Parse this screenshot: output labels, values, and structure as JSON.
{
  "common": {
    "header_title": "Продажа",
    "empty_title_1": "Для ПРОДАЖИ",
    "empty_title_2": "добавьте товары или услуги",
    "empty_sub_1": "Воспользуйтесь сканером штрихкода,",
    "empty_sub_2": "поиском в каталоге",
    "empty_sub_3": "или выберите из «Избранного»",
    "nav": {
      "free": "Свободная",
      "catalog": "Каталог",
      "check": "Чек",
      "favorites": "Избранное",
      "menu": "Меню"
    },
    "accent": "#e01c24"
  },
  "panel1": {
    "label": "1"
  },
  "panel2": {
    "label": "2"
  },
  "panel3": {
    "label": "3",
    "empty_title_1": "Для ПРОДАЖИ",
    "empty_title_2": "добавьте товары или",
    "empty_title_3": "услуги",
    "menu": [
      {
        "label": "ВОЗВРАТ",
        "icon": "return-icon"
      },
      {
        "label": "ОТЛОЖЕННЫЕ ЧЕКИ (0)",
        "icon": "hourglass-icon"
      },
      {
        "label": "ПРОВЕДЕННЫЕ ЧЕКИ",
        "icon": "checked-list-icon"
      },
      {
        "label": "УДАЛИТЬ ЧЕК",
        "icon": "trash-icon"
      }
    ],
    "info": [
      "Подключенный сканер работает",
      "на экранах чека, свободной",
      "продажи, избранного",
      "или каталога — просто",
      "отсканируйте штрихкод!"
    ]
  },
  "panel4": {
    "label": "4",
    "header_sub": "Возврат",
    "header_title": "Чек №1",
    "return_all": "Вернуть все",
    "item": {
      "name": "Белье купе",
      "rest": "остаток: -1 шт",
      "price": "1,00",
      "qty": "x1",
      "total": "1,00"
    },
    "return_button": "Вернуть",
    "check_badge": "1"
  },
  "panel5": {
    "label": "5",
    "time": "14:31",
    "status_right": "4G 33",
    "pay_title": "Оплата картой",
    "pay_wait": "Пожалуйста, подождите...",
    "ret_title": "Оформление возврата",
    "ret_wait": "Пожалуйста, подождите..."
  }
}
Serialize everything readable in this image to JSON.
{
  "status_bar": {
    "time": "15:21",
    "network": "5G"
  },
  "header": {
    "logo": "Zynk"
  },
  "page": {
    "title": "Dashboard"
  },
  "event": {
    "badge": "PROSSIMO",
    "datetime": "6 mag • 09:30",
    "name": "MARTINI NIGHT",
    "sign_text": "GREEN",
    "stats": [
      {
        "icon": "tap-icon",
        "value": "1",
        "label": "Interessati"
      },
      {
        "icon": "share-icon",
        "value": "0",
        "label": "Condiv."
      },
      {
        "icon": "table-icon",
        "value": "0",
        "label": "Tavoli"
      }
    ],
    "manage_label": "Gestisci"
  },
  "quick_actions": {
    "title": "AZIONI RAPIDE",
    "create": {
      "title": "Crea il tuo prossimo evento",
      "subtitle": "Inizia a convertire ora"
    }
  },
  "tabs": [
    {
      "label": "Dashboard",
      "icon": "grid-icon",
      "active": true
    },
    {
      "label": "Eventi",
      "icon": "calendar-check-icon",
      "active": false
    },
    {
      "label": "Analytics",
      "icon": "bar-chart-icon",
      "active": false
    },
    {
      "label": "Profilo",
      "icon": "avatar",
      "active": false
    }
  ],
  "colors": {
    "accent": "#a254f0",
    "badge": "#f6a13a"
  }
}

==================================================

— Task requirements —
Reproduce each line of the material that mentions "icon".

— Response to this exercise —
        "icon": "return-icon"
        "icon": "hourglass-icon"
        "icon": "checked-list-icon"
        "icon": "trash-icon"
        "icon": "tap-icon",
        "icon": "share-icon",
        "icon": "table-icon",
      "icon": "grid-icon",
      "icon": "calendar-check-icon",
      "icon": "bar-chart-icon",
      "icon": "avatar",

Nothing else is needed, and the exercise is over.